### What the task asks
Nothing in the entries should be altered. Write them out in full.

(Extracted information Opens)

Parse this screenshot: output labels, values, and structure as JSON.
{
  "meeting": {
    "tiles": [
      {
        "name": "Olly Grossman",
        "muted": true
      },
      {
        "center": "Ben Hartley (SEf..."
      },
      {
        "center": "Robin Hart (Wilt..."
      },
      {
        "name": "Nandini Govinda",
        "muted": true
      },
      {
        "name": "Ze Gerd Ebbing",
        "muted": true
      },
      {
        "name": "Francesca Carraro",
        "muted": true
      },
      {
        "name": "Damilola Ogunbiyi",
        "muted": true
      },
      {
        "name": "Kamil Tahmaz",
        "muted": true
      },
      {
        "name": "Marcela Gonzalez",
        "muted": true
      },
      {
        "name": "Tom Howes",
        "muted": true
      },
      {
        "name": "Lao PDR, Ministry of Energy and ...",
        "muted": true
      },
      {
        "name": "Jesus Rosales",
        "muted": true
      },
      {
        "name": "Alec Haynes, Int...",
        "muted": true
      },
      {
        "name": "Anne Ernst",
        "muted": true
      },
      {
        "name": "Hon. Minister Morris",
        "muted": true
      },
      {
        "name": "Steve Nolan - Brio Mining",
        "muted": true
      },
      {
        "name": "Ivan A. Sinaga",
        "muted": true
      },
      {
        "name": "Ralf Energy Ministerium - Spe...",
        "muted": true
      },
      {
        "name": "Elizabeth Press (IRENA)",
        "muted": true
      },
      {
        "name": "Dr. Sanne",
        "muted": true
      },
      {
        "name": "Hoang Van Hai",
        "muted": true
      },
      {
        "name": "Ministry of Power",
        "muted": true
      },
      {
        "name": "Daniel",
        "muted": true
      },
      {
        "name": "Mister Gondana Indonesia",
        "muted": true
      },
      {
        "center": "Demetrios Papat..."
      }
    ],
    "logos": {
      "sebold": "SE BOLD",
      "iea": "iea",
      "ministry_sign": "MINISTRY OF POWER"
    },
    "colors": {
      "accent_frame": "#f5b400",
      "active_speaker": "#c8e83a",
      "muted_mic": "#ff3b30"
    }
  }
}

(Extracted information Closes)

### Solution
Parse this screenshot: output labels, values, and structure as JSON.
{
  "meeting": {
    "tiles": [
      {
        "name": "Olly Grossman",
        "muted": true
      },
      {
        "center": "Ben Hartley (SEf..."
      },
      {
        "center": "Robin Hart (Wilt..."
      },
      {
        "name": "Nandini Govinda",
        "muted": true
      },
      {
        "name": "Ze Gerd Ebbing",
        "muted": true
      },
      {
        "name": "Francesca Carraro",
        "muted": true
      },
      {
        "name": "Damilola Ogunbiyi",
        "muted": true
      },
      {
        "name": "Kamil Tahmaz",
        "muted": true
      },
      {
        "name": "Marcela Gonzalez",
        "muted": true
      },
      {
        "name": "Tom Howes",
        "muted": true
      },
      {
        "name": "Lao PDR, Ministry of Energy and ...",
        "muted": true
      },
      {
        "name": "Jesus Rosales",
        "muted": true
      },
      {
        "name": "Alec Haynes, Int...",
        "muted": true
      },
      {
        "name": "Anne Ernst",
        "muted": true
      },
      {
        "name": "Hon. Minister Morris",
        "muted": true
      },
      {
        "name": "Steve Nolan - Brio Mining",
        "muted": true
      },
      {
        "name": "Ivan A. Sinaga",
        "muted": true
      },
      {
        "name": "Ralf Energy Ministerium - Spe...",
        "muted": true
      },
      {
        "name": "Elizabeth Press (IRENA)",
        "muted": true
      },
      {
        "name": "Dr. Sanne",
        "muted": true
      },
      {
        "name": "Hoang Van Hai",
        "muted": true
      },
      {
        "name": "Ministry of Power",
        "muted": true
      },
      {
        "name": "Daniel",
        "muted": true
      },
      {
        "name": "Mister Gondana Indonesia",
        "muted": true
      },
      {
        "center": "Demetrios Papat..."
      }
    ],
    "logos": {
      "sebold": "SE BOLD",
      "iea": "iea",
      "ministry_sign": "MINISTRY OF POWER"
    },
    "colors": {
      "accent_frame": "#f5b400",
      "active_speaker": "#c8e83a",
      "muted_mic": "#ff3b30"
    }
  }
}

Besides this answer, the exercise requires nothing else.